by Mariah Sockabasin, Workshop Facilitator
Art is not just a part of our culture, it is our culture.
For years, for generations it has been how we tell stories, how we put food on the table, how we express ourselves. With 1 in 7 New Brunswickers being Indigenous, it is important that investments are made to ensure arts and cultural development in New Brunswick’s First Nation’s communities. Through this PETL Grant, we now have the opportunity to work towards a more stable platform for supporting Indigenous artists. This is a huge win for Indigenous Artists, and I am so excited to be a part of it. There is a shift happening, an awakening. I feel truly blessed to be able to work with such talented artists across the province.
I grew up watching my elders pound ash, weave baskets, bead, and utilize an entire hunt for its resources. It is important to secure arts and culture by continuing our teachings and passing the traditional knowledge on to our children. It is also important for Indigenous artists that we understand how to succeed in today’s ever-changing environment.
Over the past three years, artsnb has been conducting Aboriginal Outreach through a JEDI Aboriginal Youth Internship grant. The artsnb Circle of Elders advises the arts board and operational staff on how best to develop initiatives and programs to meet the needs of the community. Through the past three years of outreach, artsnb have built contact with the Indigenous artist community from 40 to nearly 300, and we have a deeper understanding of what next steps need to be taken in order to continue building and strengthening the presence of Indigenous art and culture in New Brunswick and beyond. That’s where I come in . . .
As the new workshop facilitator for artsnb, for the next two years I will be conducting 6 discipline-specific workshops. We will be partnering with Provincial, Atlantic, and National artists and arts organizations to offer a full spectrum of traditional and contemporary Indigenous art practice. Artists will have the opportunity to work hands-on and try new things with their art while being immersed in an atmosphere that is culturally their own. Artists will learn how the art world works in each discipline; build a network of supports, as well as identifying the steps needed for establishing a sustainable art practice.

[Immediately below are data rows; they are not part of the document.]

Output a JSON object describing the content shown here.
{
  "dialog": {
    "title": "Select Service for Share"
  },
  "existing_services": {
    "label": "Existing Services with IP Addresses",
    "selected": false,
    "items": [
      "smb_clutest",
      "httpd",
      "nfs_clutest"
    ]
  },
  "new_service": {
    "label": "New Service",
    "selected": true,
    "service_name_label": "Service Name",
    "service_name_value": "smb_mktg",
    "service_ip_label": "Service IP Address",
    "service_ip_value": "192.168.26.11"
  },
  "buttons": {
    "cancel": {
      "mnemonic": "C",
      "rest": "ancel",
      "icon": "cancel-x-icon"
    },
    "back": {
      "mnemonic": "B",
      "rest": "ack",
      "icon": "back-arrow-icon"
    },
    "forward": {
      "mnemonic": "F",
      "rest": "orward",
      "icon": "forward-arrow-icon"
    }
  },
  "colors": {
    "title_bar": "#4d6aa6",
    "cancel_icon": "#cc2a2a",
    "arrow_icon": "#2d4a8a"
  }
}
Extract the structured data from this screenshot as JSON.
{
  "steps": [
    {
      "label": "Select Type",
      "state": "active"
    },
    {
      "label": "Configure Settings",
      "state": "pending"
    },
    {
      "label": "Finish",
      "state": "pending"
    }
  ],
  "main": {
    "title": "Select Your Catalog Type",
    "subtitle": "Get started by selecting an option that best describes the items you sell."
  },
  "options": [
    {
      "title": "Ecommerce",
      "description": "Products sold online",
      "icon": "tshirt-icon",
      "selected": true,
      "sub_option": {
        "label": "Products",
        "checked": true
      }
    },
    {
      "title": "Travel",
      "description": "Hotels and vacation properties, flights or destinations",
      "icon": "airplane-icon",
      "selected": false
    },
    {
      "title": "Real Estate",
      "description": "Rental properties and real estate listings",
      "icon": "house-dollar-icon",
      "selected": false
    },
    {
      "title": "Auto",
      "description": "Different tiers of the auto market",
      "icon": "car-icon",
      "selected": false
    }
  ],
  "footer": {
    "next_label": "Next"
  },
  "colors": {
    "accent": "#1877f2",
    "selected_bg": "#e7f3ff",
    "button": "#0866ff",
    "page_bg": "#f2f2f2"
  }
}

I believe, if artists take anything from these workshops it will be the drive to continue moving forward with their work, to keep pushing their boundaries and get out of their comfort zone. From this, there will be growth; there will be healing, and most importantly, there will be continuity. People across Canada will know the art of the Aboriginal Peoples of New Brunswick, they will know our story.

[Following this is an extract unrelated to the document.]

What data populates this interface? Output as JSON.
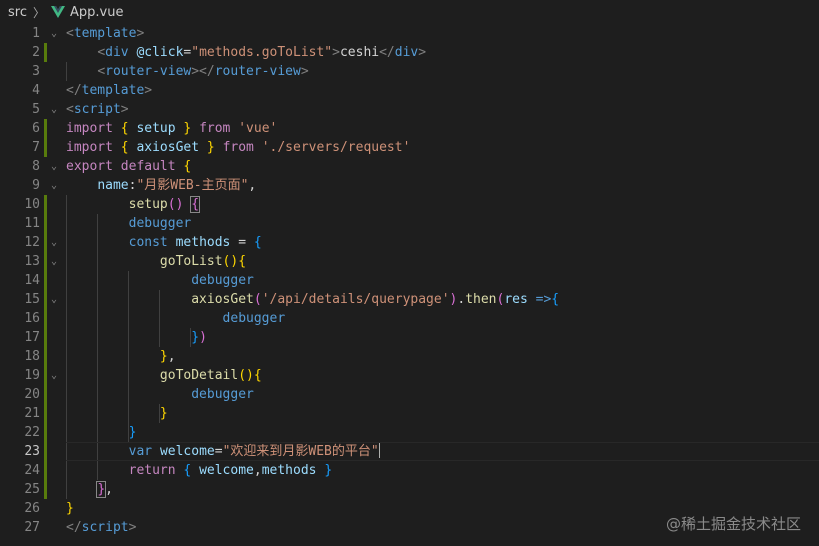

You can reach Mariah by email – firstname.lastname@example.org – or by phone, 506-259-9776.